(Mataró, 1771 - Barcelona, 1855)
Considered one of the leading exponents of Spanish and European neoclassical sculpture. His most important works are part of the Llotja sculpture collection: some embellish the rooms of the building and others are kept by the Sant Jordi Royal Academy of Fine Arts.
(Tona, 1749 - Barcelona, 1819)
The most representative sculptor of the transition between Baroque and neoclassical ideas. He was appointed 'academician of merit’ of the San Fernando Royal Academy of Fine Arts in Madrid. He was also a teacher of sculptor Damià Campeny.
(Barcelona, segles XVIII i XIX)
Son of fellow sculptor Joan Traver, he is considered one of the most important artists of his generation but few details are known of his life. Nicolau Traver's style is halfway between seventeenth century Baroque and the academic classicism of the late eighteenth century.
(Barcelona, 1780 – Roma, 1861)
One of the leading sculptors of European neoclassicism. Solà was a student at the Llotja School of Noble Arts and won a grant from the Board of Trade in 1803 to continue his studies in Rome.
(Santa Maria de Corbera, 1769 - Barcelona, 1831)
A student of Salvador Gurri at the Llotja School of Noble Arts.

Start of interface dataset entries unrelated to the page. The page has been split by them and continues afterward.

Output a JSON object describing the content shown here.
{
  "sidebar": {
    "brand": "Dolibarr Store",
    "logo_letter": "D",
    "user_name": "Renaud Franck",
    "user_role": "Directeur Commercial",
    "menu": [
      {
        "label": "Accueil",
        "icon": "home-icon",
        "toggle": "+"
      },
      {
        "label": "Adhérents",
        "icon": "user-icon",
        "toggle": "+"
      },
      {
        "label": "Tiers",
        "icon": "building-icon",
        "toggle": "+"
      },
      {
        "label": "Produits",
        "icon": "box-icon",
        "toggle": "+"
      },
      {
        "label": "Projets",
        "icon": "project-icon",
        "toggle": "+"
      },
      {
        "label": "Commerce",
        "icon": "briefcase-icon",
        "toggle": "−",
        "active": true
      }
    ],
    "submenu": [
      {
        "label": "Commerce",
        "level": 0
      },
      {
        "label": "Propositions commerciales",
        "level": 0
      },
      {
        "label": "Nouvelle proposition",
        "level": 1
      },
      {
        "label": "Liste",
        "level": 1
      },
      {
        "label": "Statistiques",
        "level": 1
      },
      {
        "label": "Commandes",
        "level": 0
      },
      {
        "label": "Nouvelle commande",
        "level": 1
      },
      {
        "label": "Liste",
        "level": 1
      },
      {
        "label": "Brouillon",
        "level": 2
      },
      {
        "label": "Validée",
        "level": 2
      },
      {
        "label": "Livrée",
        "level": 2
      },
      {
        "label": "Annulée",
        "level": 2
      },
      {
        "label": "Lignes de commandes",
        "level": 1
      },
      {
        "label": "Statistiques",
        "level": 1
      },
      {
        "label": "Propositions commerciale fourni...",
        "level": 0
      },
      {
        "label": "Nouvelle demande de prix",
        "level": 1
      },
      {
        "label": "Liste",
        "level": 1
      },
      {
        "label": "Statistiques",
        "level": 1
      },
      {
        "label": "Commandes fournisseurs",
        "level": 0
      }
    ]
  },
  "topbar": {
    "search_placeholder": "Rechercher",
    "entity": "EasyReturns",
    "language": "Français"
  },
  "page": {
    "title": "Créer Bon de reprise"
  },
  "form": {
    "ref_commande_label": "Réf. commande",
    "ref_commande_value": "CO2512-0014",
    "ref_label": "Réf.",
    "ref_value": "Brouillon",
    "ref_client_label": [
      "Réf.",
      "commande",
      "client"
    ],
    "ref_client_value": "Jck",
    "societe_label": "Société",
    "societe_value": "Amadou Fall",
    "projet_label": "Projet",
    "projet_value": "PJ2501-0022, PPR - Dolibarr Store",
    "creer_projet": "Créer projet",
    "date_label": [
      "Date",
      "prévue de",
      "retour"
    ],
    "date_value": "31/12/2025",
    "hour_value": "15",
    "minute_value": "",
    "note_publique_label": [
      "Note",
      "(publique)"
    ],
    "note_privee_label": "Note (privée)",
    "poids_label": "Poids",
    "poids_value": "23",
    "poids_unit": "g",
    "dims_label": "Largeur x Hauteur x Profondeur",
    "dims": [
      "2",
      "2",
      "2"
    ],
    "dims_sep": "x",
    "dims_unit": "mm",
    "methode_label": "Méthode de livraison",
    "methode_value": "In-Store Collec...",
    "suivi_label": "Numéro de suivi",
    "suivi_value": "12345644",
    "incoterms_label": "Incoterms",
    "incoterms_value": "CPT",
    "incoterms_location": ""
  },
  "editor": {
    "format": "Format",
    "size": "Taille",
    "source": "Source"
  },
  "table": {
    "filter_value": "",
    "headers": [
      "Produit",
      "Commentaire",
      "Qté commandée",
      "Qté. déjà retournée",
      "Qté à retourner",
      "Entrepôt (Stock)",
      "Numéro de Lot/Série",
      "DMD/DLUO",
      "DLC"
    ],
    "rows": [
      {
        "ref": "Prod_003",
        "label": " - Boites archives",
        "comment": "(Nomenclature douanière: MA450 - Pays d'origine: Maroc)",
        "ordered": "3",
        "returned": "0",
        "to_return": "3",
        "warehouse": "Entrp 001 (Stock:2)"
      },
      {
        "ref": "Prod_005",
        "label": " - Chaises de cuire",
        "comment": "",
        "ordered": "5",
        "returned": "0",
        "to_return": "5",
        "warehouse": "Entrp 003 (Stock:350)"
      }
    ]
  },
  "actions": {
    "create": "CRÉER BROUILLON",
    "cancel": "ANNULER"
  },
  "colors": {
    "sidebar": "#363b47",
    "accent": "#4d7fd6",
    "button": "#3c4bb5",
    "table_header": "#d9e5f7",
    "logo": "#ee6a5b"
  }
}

The Barcelona Private Royal Board of Trade awarded him first prize in sculpture in 1789, and the next year he won an allowance to study in Rome, where he continued to develop his artistic education through to 1795.
18th and 19th centuries
Little more is known about the life or artistic production of Manuel Oliver other than that he was a student at the Llotja School of Noble Arts. There is evidence that the Barcelona Private Royal Board of Trade awarded him an allowance to continue his sculpture studies in Rome and that he lived in the Italian capital between 1791 and 1795. The Roman Accademia di San Luca awarded him a prize, something never before achieved by a Spanish artist.
The Sculptures of Llotja de Mar
Take a trip into the world of art and enjoy the sculptures that form part of Llotja de Mar.
The work by Damià Campeny shows Lucretia recumbent on a curule seat, set on a rectangular base.
Campeny’s Hymen, made from Italian marble, is a handsome adolescent, or ephebe in ancient Greece, naked except for his sandals and gazing at the flames he brings together from the two small torches in his hands.
Damià Campeny’s sculpture Love, also known as Conjugal Fidelity, is an Italian marble figure of a young woman.
Diana the Huntress
The work of Damià Campeny. It is made from Italian marble, like the other sculptures in the ensemble of which it forms part, i.e., Hymen, Love (or Conjugal Fidelity) and Paris.
Damià Campeny’s Paris, characterised as a shepherd with the typical Phrygian cap, stands leaning against a tree trunk that serves to reinforce the sculpture.
This is a static female figure made by Campeny holding a mantle in front of her with both hands. She has a wholly classical expression on her face.
Campeny’s vases are found in the Lucretia Hall; one is dedicated to Bacchus and the other to Hercules.
Damià Campeny’s two plaster lions lie in the Hall of Lions. One has its head raised as if on the alert and about to let out a roar, while the other relaxes with its head resting on its paws.
The plaster figure by Damià Campeny found at the entry to the Consuls’ Hall represents a mastiff. The dog is sitting on its hind legs.